Beyond the rows of wild collected Rhododendrons of the David C. Lam Asian Garden, past the striking architecture of the Moon Gate, and through the tunnel connecting the grounds across Southwest Marine Drive lies one of the highlights of UBC Botanical Garden: the Food Garden. The area consists of a series of raised beds, partially enclosed by espalier trained apple and pear trees, where a diversity of herbs, vegetables, and fruits are grown year-round. Brendan Fisher, who has been a horticulturist at UBC Botanical Garden for the last 10 years and has tended to the Food Garden since 2012, shares some of the secrets that make this place an enduring attraction.
“We exclusively practice organic gardening techniques” says Brendan, reflecting the Food Garden’s philosophy of growing things as naturally as possible, without the use of pesticides. Visitors can explore seven different beds—including roots, tomatoes, and brassicacae—where crops are rotated on a yearly basis—a technique that prevents build up of insects and disease (“that’s what happens when you grow in the same soil year after year”).
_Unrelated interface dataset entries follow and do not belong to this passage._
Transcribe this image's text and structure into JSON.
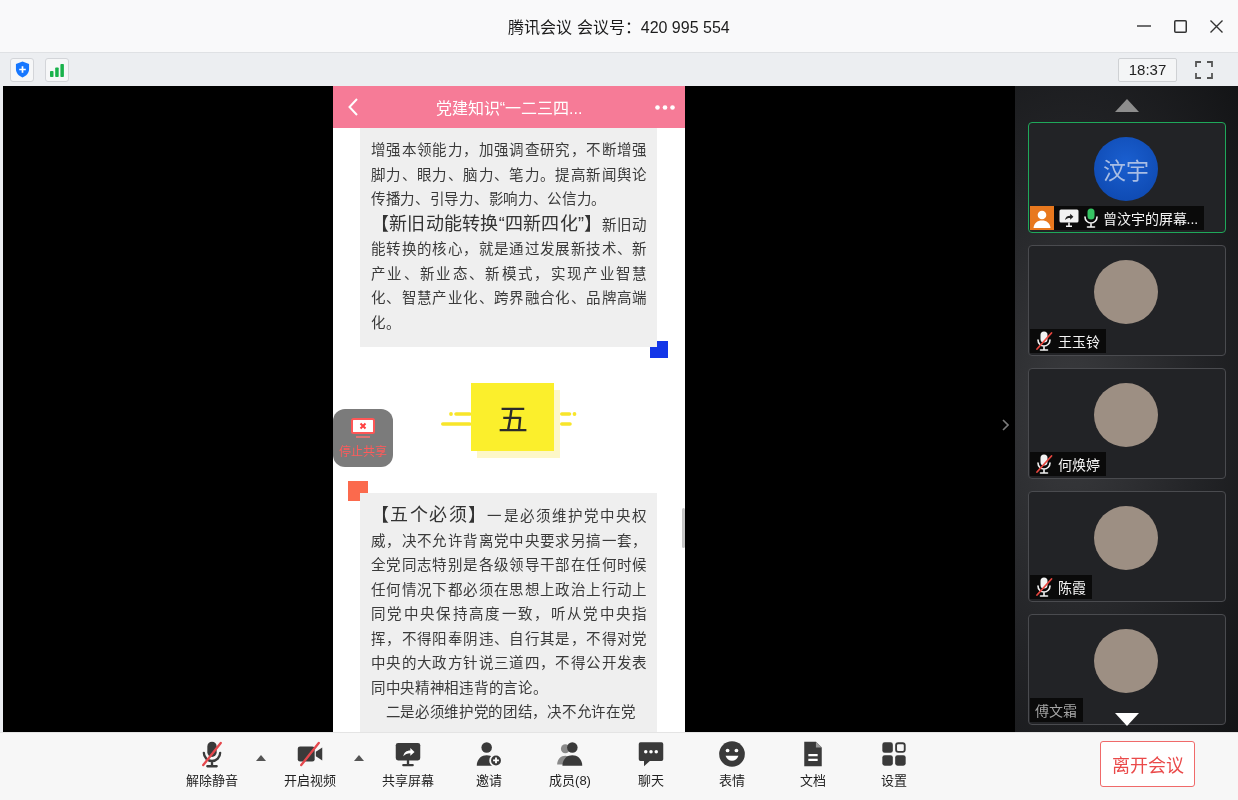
{
  "window": {
    "title": "腾讯会议 会议号：420 995 554"
  },
  "info_bar": {
    "time": "18:37"
  },
  "shared_screen": {
    "header": {
      "title": "党建知识“一二三四..."
    },
    "blocks": [
      {
        "kind": "card",
        "marker": {
          "kind": "bottom",
          "color": "#1336e8"
        },
        "paragraphs": [
          {
            "text": "增强本领能力，加强调查研究，不断增强脚力、眼力、脑力、笔力。提高新闻舆论传播力、引导力、影响力、公信力。",
            "indented": false
          },
          {
            "heading": "【新旧动能转换“四新四化”】",
            "text": "新旧动能转换的核心，就是通过发展新技术、新产业、新业态、新模式，实现产业智慧化、智慧产业化、跨界融合化、品牌高端化。",
            "indented": false
          }
        ]
      },
      {
        "kind": "section",
        "label": "五"
      },
      {
        "kind": "card",
        "marker": {
          "kind": "top",
          "color": "#fb6a4d"
        },
        "paragraphs": [
          {
            "heading": "【五个必须】",
            "text": "一是必须维护党中央权威，决不允许背离党中央要求另搞一套，全党同志特别是各级领导干部在任何时候任何情况下都必须在思想上政治上行动上同党中央保持高度一致，听从党中央指挥，不得阳奉阴违、自行其是，不得对党中央的大政方针说三道四，不得公开发表同中央精神相违背的言论。",
            "indented": false
          },
          {
            "text": "二是必须维护党的团结，决不允许在党",
            "indented": true
          }
        ]
      }
    ],
    "stop_share": {
      "label": "停止共享"
    }
  },
  "participants": [
    {
      "name": "曾汶宇的屏幕...",
      "avatar": {
        "kind": "initials",
        "text": "汶宇"
      },
      "active": true,
      "host": true,
      "sharing": true,
      "mic_shown": true,
      "muted": false,
      "dimmed": false
    },
    {
      "name": "王玉铃",
      "avatar": {
        "kind": "photo"
      },
      "active": false,
      "host": false,
      "sharing": false,
      "mic_shown": true,
      "muted": true,
      "dimmed": false
    },
    {
      "name": "何焕婷",
      "avatar": {
        "kind": "photo"
      },
      "active": false,
      "host": false,
      "sharing": false,
      "mic_shown": true,
      "muted": true,
      "dimmed": false
    },
    {
      "name": "陈霞",
      "avatar": {
        "kind": "photo"
      },
      "active": false,
      "host": false,
      "sharing": false,
      "mic_shown": true,
      "muted": true,
      "dimmed": false
    },
    {
      "name": "傅文霜",
      "avatar": {
        "kind": "photo"
      },
      "active": false,
      "host": false,
      "sharing": false,
      "mic_shown": false,
      "dimmed": true
    }
  ],
  "toolbar": {
    "items": [
      {
        "kind": "mic",
        "label": "解除静音",
        "off": true,
        "has_menu": true
      },
      {
        "kind": "camera",
        "label": "开启视频",
        "off": true,
        "has_menu": true
      },
      {
        "kind": "share",
        "label": "共享屏幕",
        "off": false,
        "has_menu": false
      },
      {
        "kind": "invite",
        "label": "邀请",
        "off": false,
        "has_menu": false
      },
      {
        "kind": "members",
        "label": "成员(8)",
        "off": false,
        "has_menu": false
      },
      {
        "kind": "chat",
        "label": "聊天",
        "off": false,
        "has_menu": false
      },
      {
        "kind": "emoji",
        "label": "表情",
        "off": false,
        "has_menu": false
      },
      {
        "kind": "document",
        "label": "文档",
        "off": false,
        "has_menu": false
      },
      {
        "kind": "settings",
        "label": "设置",
        "off": false,
        "has_menu": false
      }
    ],
    "leave_button": "离开会议"
  }
}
The Food Garden sees activity all year round, with fruit tree pruning in February and March, and early March planting for most crops (including spinach, mustards, and peas). The rate of harvesting increases sharply in the summer—about once a week—and the food is picked by volunteer Friends of the Garden and shipped to the Salvation Army’s food bank, where it benefits the hungry and homeless on the city’s Downtown Eastside. Cold frames still produce plenty of crops—Swiss chard, arugula, and kale are all planted in the fall—and many of these grow all through winter until harvest season. Delta-based West Coast Seeds provide all the seeds and root vegetables used in the Garden.
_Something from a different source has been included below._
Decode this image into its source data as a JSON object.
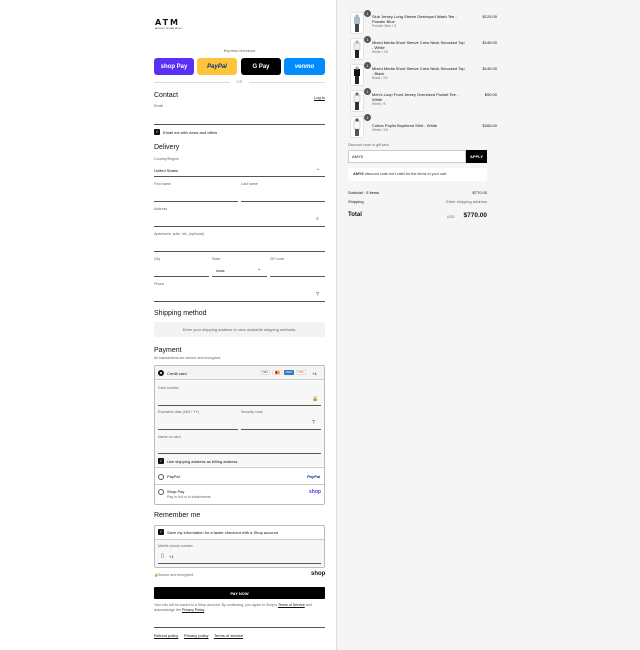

Brendan attributes a mixture of fascination for growing food and a desire for increased sustainability to why people are so attracted to the Food Garden. “People are interested in learning what vegetables they can grow at home, since a lot of people are only used to seeing them at a supermarket, and they also want to reduce their ecological footprint”. New signage also offers educational opportunities, with plenty of information about the food grown at local and global levels.
As far as key advice goes for those who want to plant their own crops at home, Brendan recommends not overwatering (4-5 times a week is too much), as well as watering deeply with efficient irrigation systems like in-ground systems and misters as opposed to overhead watering.
This summer, visitors can look forward to new additions to the Food Garden including peanuts in the root vegetable bed, grain crops such as quinoa, wheat, and amaranth, as well as watermelons and cantaloupes (which are part of an experiment to try out different growing methods by placing by the beds in a warmer location). The Garden always aims to select organic certified seeds for new varieties, and focuses on heirloom selections. This year also marks the inauguration of the new espalier renewal planting, with selections of disease and insect resistant varieties along with new fig trees, apricots, grape varieties, apples, and pear trees.